Every time I’ve been to Tyler Hamersma’s house, there is a different hodge-podge of cars in the driveway. Hamersma can’t abide idle hands, so to keep busy and make a few extra bucks on the side, he buys, fixes, and flips VWs, Audis, and BMWs. But the constant amidst this flux of German metal is Charlotte, his 1985 Volkswagen Vanagon Westfalia.
Hamersma didn’t have much interest in vans to start, but when a friend bought one and showed him how much fun they could be, what started as an itch became a full-blown obsession. But it’s a labor of love, to be sure. Charlotte holds a special place in Hamersma’s heart because of the many adventures he’s taken in the van with his wife, Liz, and dog, Herman.
“Charlotte is a member of our family,” Hamersma says. “I’ve always been a sports car guy, always had fast cars. But it’s funny, the van is 83 horsepower and 83 square feet (of living space), but it’s one of the most fun cars I own because of that. It’s just different.”
Other people notice that, too. No matter where Hamersma goes with his van, onlookers young and old smile and wave, excited by the teal-colored Vanagon that’s often carrying a paddle board or camping gear.
“All generations see it as something special, like it has all the allure of a Ferrari but appeals to a much more diverse group of people,” Hamersma says. “The van is our ultimate getaway vehicle because it’s pre-packed. We don’t have to deal with tent poles or with staying dry, it’s just pop up the top and we’re camping. Because it’s so easy, it’s that much more appealing to get out and go.”
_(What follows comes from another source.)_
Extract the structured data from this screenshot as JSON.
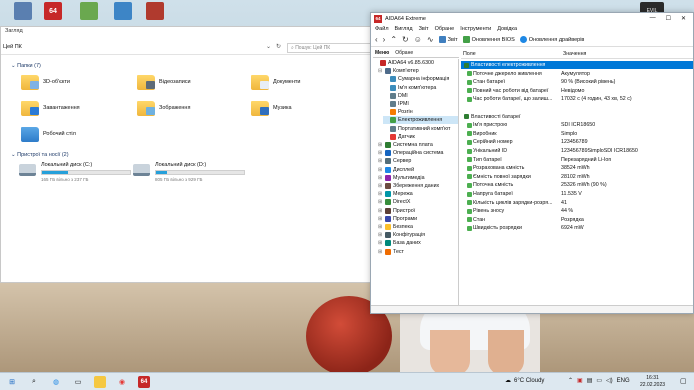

In between adventures, there’s always lots of repair work and tasteful upgrades to be done to the old van. Whether it’s new wood flooring for the interior or just basic maintenance, Hamersma is happy to put in the work. He’s long been fascinated by taking things apart and putting them back together, so Charlotte is more or less a rolling adventure-mobile, whether it’s out in the world or in his garage.
“When I hydrolocked the motor on my go-kart when I was eight years old, I decided it was time to take it apart and see if I could fix it,” Hamersma says. “And I remember that feeling when I fired it up and it worked. It’s part of my life—I find my solace in the garage.”
Becoming a Vanagon expert, however, was not an overnight endeavor. It’s taken a long time for Hamersma to get as comfortable as he is with working on his van.
“After six of them, I’ve realized this one is the one that’ll stay around. I’ve put so much work into it, and not just from the condition it was in when I pulled it out of the woods in northern Michigan. I’ve spent so much time in it with my wife, and traveling around with our dog, that for her and I it’s now just romantic to get in and drive.”
Through the vanning community Tyler and wife have also made tons of friends, whether they’re out on another trip or letting wayward travelers park in their driveway for the night. It’s a lot of work to keep the Vanagon healthy and running, but the world it’s opened up has been worth every effort.
“I don’t know that I’ll ever truly be done working on it, but I also don’t want to be,” Hamersma says. “I like having little tasks to do and things to complete, and I fear that if I do ever finish it, then it’ll be time for the next thing.”
Something tells me it’ll be a long, long time before that day comes. Because as long as Hamersma has his van, his family, and the open road, his world will be in perfect order.